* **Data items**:
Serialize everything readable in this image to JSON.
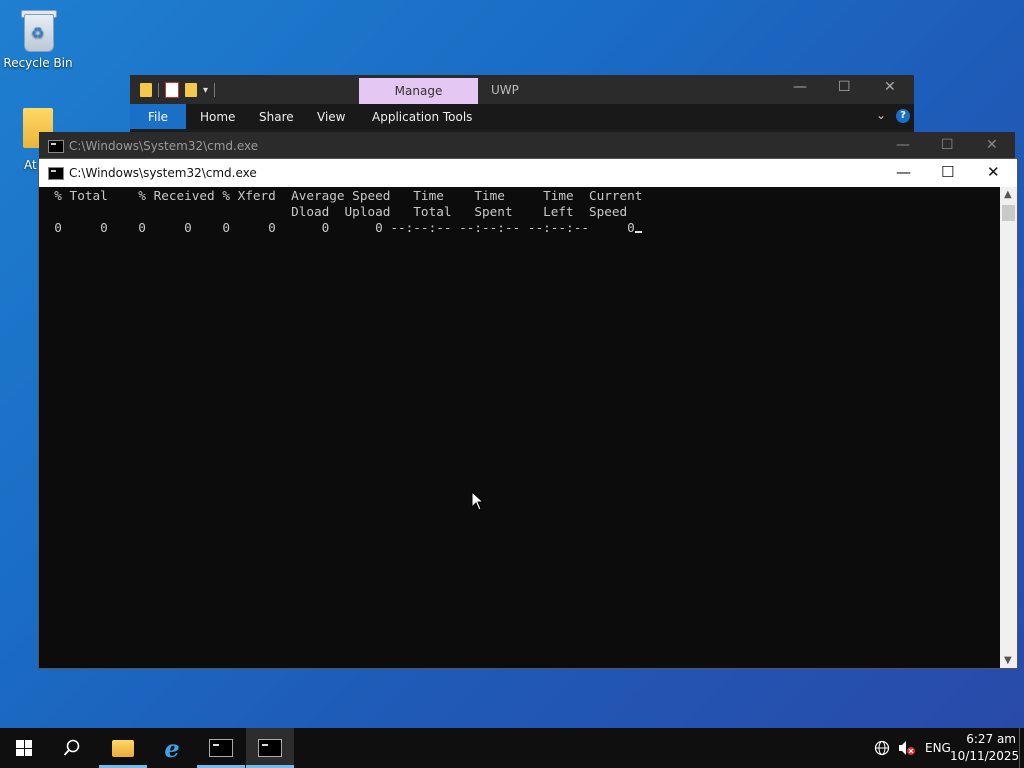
{
  "desktop": {
    "recycle_bin_label": "Recycle Bin",
    "folder_partial_label": "At"
  },
  "explorer": {
    "ribbon_context_tab": "Manage",
    "title_text": "UWP",
    "ribbon_tabs": [
      "File",
      "Home",
      "Share",
      "View",
      "Application Tools"
    ],
    "help_label": "?",
    "controls": {
      "minimize": "—",
      "maximize": "☐",
      "close": "✕"
    }
  },
  "cmd_back": {
    "title": "C:\\Windows\\System32\\cmd.exe",
    "controls": {
      "minimize": "—",
      "maximize": "☐",
      "close": "✕"
    }
  },
  "cmd_front": {
    "title": "C:\\Windows\\system32\\cmd.exe",
    "controls": {
      "minimize": "—",
      "maximize": "☐",
      "close": "✕"
    },
    "lines": [
      "  % Total    % Received % Xferd  Average Speed   Time    Time     Time  Current",
      "                                 Dload  Upload   Total   Spent    Left  Speed",
      "  0     0    0     0    0     0      0      0 --:--:-- --:--:-- --:--:--     0"
    ]
  },
  "taskbar": {
    "apps": [
      "start",
      "search",
      "file-explorer",
      "internet-explorer",
      "cmd",
      "cmd"
    ],
    "tray": {
      "language": "ENG",
      "time": "6:27 am",
      "date": "10/11/2025"
    }
  },
  "colors": {
    "desktop_accent": "#1f7fd0",
    "manage_tab": "#e4c7f2",
    "file_tab": "#1a6fc7",
    "console_bg": "#0c0c0c"
  }
}
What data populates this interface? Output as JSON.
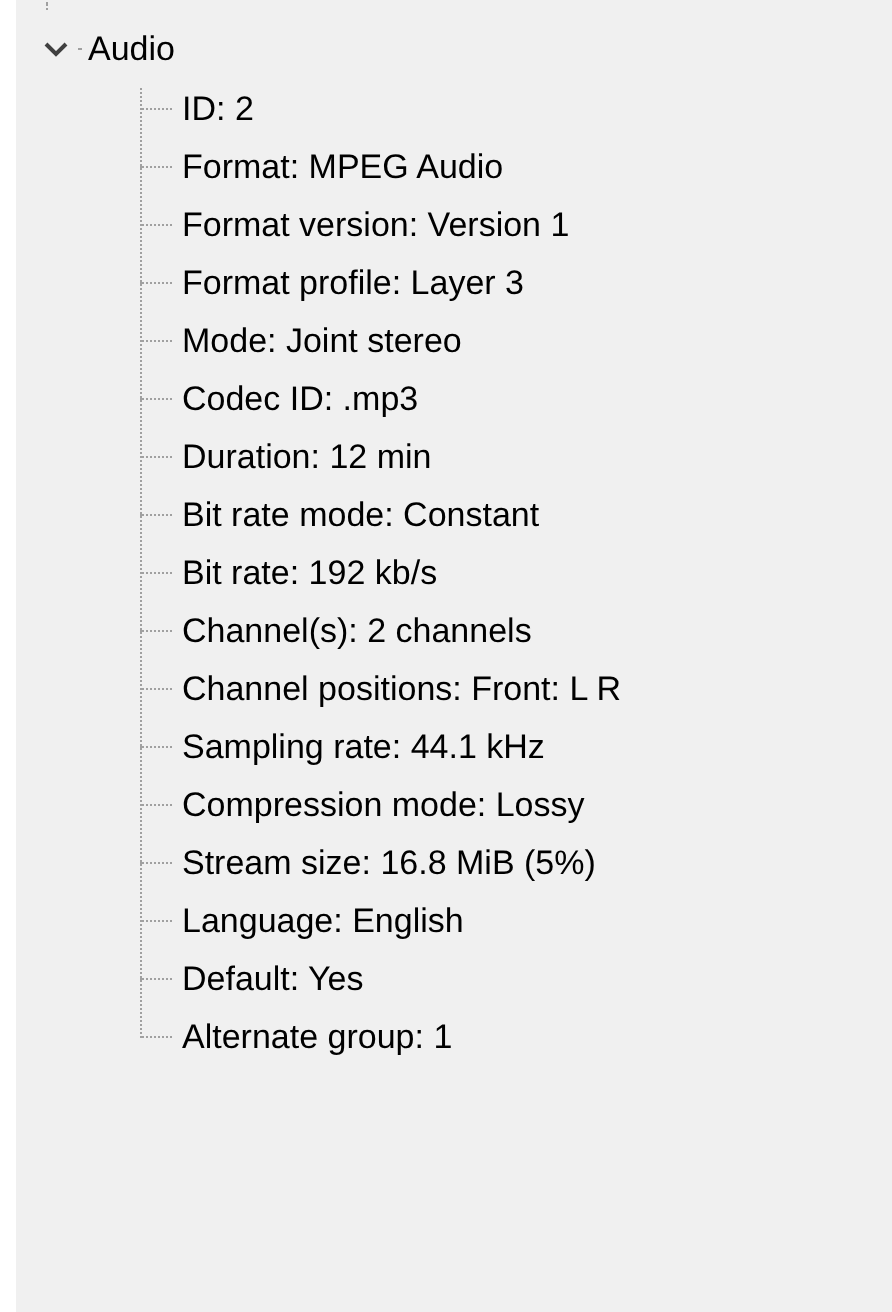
{
  "tree": [
    {
      "label": "Audio",
      "expanded": true,
      "children": [
        {
          "label": "ID: 2"
        },
        {
          "label": "Format: MPEG Audio"
        },
        {
          "label": "Format version: Version 1"
        },
        {
          "label": "Format profile: Layer 3"
        },
        {
          "label": "Mode: Joint stereo"
        },
        {
          "label": "Codec ID: .mp3"
        },
        {
          "label": "Duration: 12 min"
        },
        {
          "label": "Bit rate mode: Constant"
        },
        {
          "label": "Bit rate: 192 kb/s"
        },
        {
          "label": "Channel(s): 2 channels"
        },
        {
          "label": "Channel positions: Front: L R"
        },
        {
          "label": "Sampling rate: 44.1 kHz"
        },
        {
          "label": "Compression mode: Lossy"
        },
        {
          "label": "Stream size: 16.8 MiB (5%)"
        },
        {
          "label": "Language: English"
        },
        {
          "label": "Default: Yes"
        },
        {
          "label": "Alternate group: 1"
        }
      ]
    }
  ]
}
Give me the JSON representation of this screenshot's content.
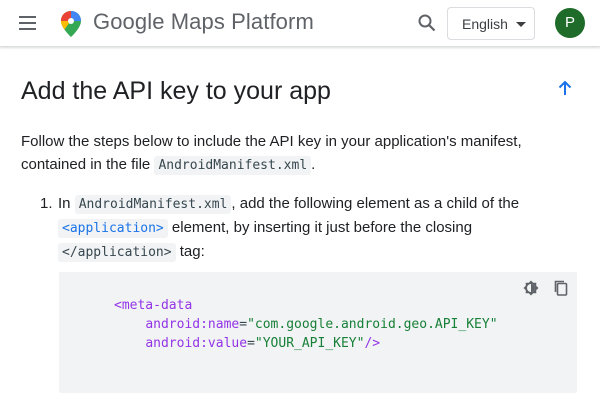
{
  "header": {
    "brand": "Google Maps Platform",
    "language": "English",
    "avatar_letter": "P"
  },
  "main": {
    "title": "Add the API key to your app",
    "intro_part1": "Follow the steps below to include the API key in your application's manifest, contained in the file ",
    "intro_code": "AndroidManifest.xml",
    "intro_part2": ".",
    "step": {
      "number": "1.",
      "part1": "In ",
      "code1": "AndroidManifest.xml",
      "part2": ", add the following element as a child of the ",
      "code2": "<application>",
      "part3": " element, by inserting it just before the closing ",
      "code3": "</application>",
      "part4": " tag:"
    },
    "code": {
      "line1_tag": "<meta-data",
      "line2_attr": "android:name",
      "line2_eq": "=",
      "line2_val": "\"com.google.android.geo.API_KEY\"",
      "line3_attr": "android:value",
      "line3_eq": "=",
      "line3_val": "\"YOUR_API_KEY\"",
      "line3_end": "/>"
    }
  },
  "icons": {
    "menu": "menu-icon",
    "logo": "maps-pin-logo",
    "search": "search-icon",
    "caret": "caret-down-icon",
    "up": "arrow-up-icon",
    "theme": "theme-toggle-icon",
    "copy": "copy-icon"
  },
  "colors": {
    "accent": "#1a73e8",
    "avatar_bg": "#1e6b2a",
    "code_bg": "#f1f3f4",
    "code_tag": "#9334e6",
    "code_value": "#188038"
  }
}
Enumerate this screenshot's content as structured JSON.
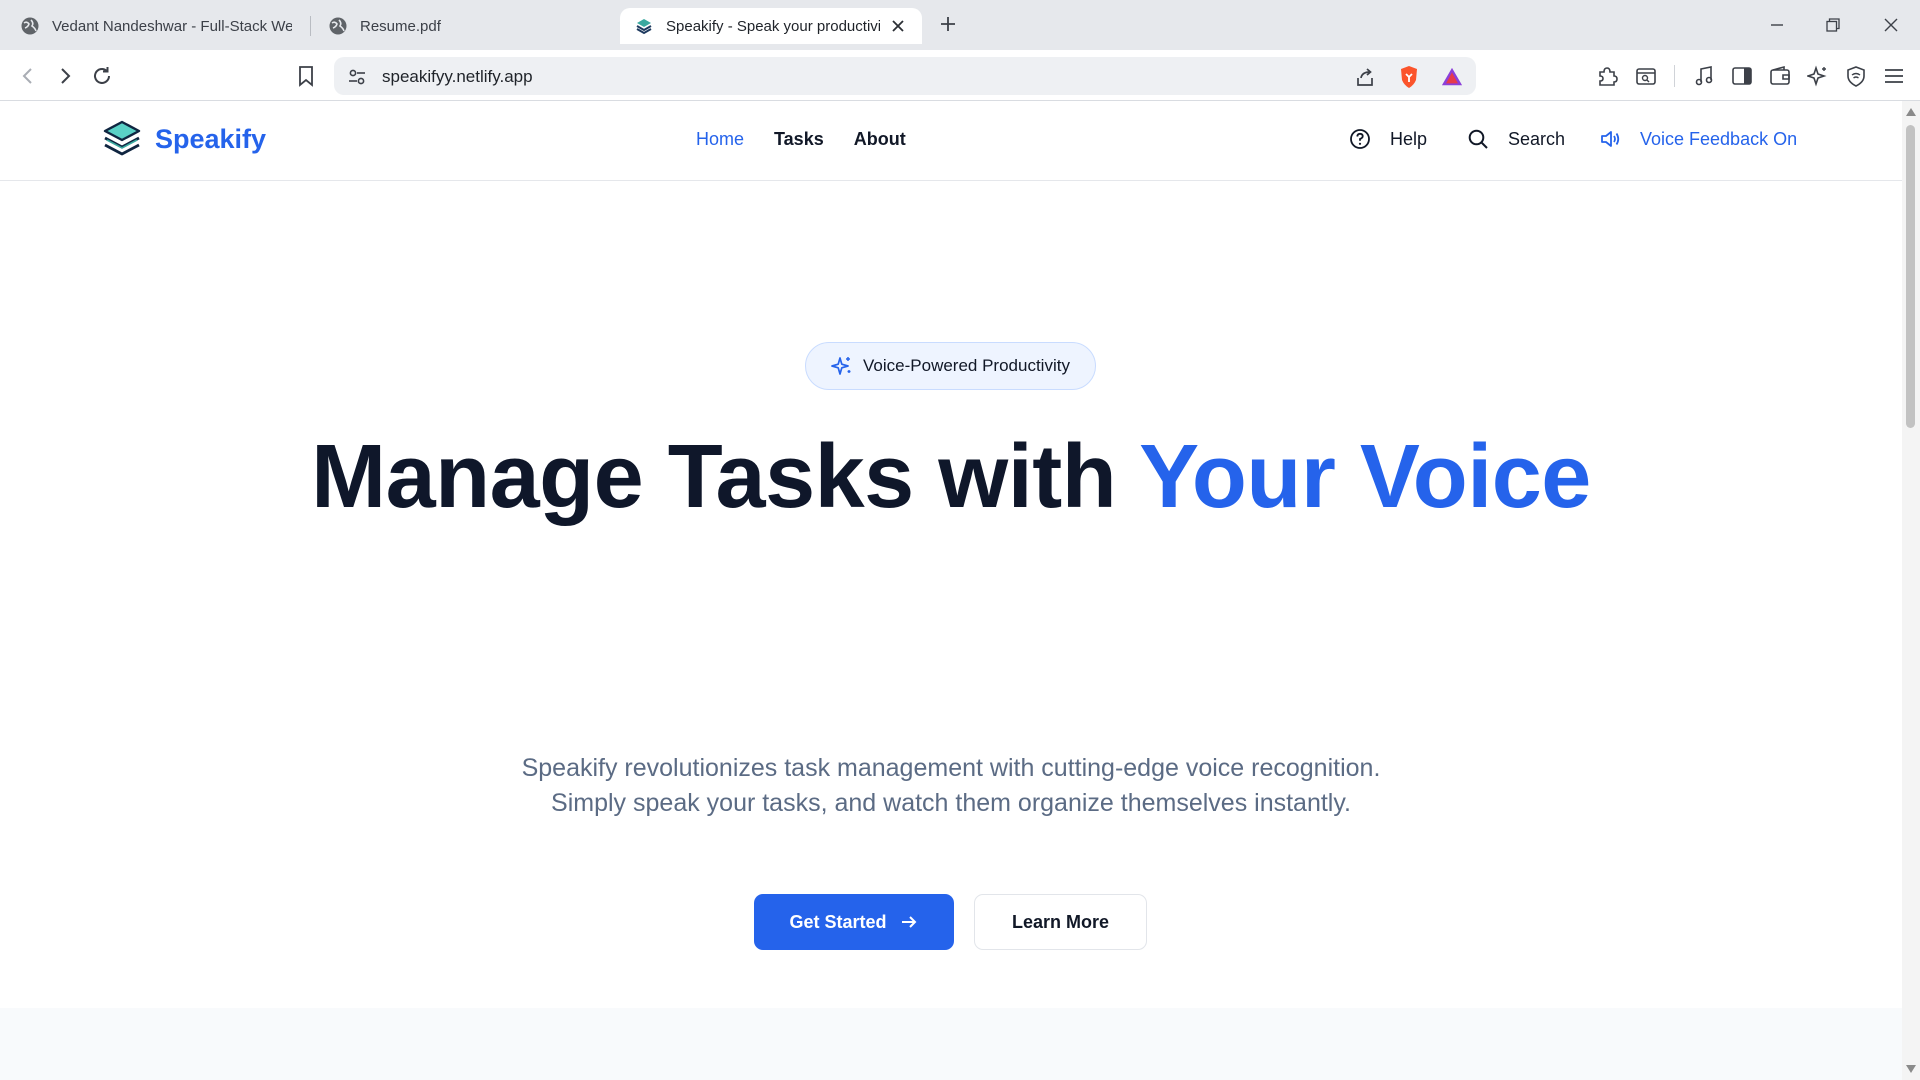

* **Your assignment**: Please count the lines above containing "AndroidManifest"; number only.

* **Result**: 2